On the art side of things, I don’t know if Silva’s style is really the kind of thing I dig. It’s cartoony and stylized which I like, but at times it feels a little too un-detailed, like you’re just looking at shapes strung together without as much physical continuity.
I have an interesting history with Supergirl. I dug Peter David’s book, but never really read it on the regular (though I do want to go back and read the whole run in order). Then, when they brought a new version of Superman’s cousin into continuity, I was not into it because I was still a continuity nut at the time and wanted Kal-El to be the only Kryptonian around. I liked how they came up with interesting ways to have a Superboy and Supergirl in the 90s and didn’t want to see that change. Anyway, the idea of Superman’s cousin coming to Earth is one I eventually came to accept, but now that we’re dealing with an all new continuity (and I don’t care nearly as much about the details as I used to) I’m cool with it.
And I think Green and Johnson do a good job with this story. The whole thing is a fish out of water tale with Kara landing on Earth thinking she’s going to protect her younger cousin Kal, who is now Superman. It’s a lot to deal with for a girl who was kind of aimless on Krypton, especially because she doen’st speak the language.
Unlike Superboy, this book is much more of a journey story with Supergirl interacting with different characters offering her different pieces of information to help her figure out exactly what’s going on with her, ultimately leading to another planet. By the end of the journey presented in this trade Kara has a bit of an understanding as to what she wants to do with her weird new life. A life wonderfully drawn by Mahmud Asrar (for the most part) who has a cool kind of indie style that captures Kara’s fragility and strength while also balancing giant robots, monsters and pretty girls. After reading this book I decided that The Big Bang Theory‘s Kaley Cuoco should play Supergirl. Someone make that happen.
Unlike Supergirl, I had a much deeper relationship with Aquaman (also written by Peter David come to think of it). His lengthy run on that book is pretty much the be all, end all for me as far as that character is concerned. Still, when I heard that Geoff Johns, writer of some of my all time favorite comics (JSA, Green Lantern), was tackling the character I was definitely interested. And you know what, he does a great job which I’m sure is a shock to no one.
The New 52 version of Aquaman doesn’t seem all that different from the original, a much simpler, more streamlined version. He’s new to the surface world which is good timing considering a race of hyper violent humanoid fish creatures have risen from the depths to kidnap, eat and kill people.

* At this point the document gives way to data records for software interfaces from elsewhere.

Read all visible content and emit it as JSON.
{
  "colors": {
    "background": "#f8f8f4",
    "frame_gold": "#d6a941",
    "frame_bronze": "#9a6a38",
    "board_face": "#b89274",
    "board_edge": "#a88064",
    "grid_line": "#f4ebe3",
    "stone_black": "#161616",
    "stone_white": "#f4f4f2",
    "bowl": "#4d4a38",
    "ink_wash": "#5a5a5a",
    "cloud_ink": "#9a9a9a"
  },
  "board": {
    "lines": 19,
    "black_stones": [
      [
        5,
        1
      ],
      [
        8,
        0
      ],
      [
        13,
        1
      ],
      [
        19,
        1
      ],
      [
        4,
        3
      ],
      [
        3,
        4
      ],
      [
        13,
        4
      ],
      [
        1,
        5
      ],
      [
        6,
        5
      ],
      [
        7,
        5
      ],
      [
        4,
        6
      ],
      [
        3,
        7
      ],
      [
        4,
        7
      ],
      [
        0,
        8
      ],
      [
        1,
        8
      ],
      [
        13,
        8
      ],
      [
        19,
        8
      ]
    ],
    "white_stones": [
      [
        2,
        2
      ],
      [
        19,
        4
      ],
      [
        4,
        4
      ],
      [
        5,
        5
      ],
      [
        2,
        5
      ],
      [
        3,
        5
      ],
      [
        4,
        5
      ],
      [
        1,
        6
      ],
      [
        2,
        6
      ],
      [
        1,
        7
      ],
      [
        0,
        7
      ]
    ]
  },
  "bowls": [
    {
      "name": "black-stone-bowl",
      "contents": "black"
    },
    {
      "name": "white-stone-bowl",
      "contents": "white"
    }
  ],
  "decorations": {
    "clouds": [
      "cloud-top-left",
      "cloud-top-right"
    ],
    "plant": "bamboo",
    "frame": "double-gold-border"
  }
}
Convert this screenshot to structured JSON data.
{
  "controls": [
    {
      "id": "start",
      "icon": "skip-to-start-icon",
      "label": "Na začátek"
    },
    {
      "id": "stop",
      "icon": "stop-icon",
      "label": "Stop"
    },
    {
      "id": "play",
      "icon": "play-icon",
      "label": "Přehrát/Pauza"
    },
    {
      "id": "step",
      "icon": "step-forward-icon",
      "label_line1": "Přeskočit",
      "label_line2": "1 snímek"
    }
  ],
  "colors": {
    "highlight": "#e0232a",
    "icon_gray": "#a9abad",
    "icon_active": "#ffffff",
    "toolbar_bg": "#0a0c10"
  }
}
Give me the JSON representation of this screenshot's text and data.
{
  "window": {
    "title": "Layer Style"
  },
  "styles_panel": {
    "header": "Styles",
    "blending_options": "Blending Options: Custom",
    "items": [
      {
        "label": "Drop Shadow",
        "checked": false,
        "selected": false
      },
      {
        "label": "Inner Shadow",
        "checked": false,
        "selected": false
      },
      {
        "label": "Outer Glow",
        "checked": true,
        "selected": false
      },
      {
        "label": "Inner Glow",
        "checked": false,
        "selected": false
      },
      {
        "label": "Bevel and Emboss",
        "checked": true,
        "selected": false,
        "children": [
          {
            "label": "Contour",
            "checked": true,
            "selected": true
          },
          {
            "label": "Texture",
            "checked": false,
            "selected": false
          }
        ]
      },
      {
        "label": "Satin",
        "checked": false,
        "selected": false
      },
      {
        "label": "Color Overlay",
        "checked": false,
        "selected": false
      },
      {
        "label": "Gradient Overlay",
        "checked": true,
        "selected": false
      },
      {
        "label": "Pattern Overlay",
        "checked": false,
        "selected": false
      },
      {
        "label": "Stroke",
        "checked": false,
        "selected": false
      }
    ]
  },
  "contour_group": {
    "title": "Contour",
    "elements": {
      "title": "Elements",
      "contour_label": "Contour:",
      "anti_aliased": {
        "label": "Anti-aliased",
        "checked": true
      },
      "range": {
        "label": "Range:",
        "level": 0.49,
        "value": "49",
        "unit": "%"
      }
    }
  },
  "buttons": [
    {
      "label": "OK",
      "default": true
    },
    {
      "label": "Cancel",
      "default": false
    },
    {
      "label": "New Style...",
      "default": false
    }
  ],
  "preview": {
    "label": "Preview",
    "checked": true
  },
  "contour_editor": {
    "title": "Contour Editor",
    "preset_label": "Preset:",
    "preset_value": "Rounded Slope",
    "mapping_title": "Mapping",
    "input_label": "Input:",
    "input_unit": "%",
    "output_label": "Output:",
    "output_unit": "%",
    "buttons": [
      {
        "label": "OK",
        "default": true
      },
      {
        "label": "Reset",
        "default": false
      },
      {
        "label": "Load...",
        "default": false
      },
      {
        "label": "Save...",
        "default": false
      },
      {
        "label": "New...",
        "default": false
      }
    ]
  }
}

While that adventure is an interesting one, I really liked some of the book’s other elements. The waitress being surprised that Aquaman wants fish and chips made me chuckle, then you’ve got the whole issue of Aquaman in the desert which was a great idea. There’s also a lot going on with Atlantis and Mera that makes me curious about what’s coming up. And, man, Ivan Reis kills this art. He’ detailed like book, but with a darker edge that fits the book both thematically and environmentally.
Overall, I lucked out with this crop of New 52 backs. Each one took a different approach to introducing these new versions of old characters. It’s interesting to take a closer look at that aspect of the storytelling and analyze which ones I like better than others. I look forward to reading the second volumes of all of these books…eventually and if I can get my hands on them.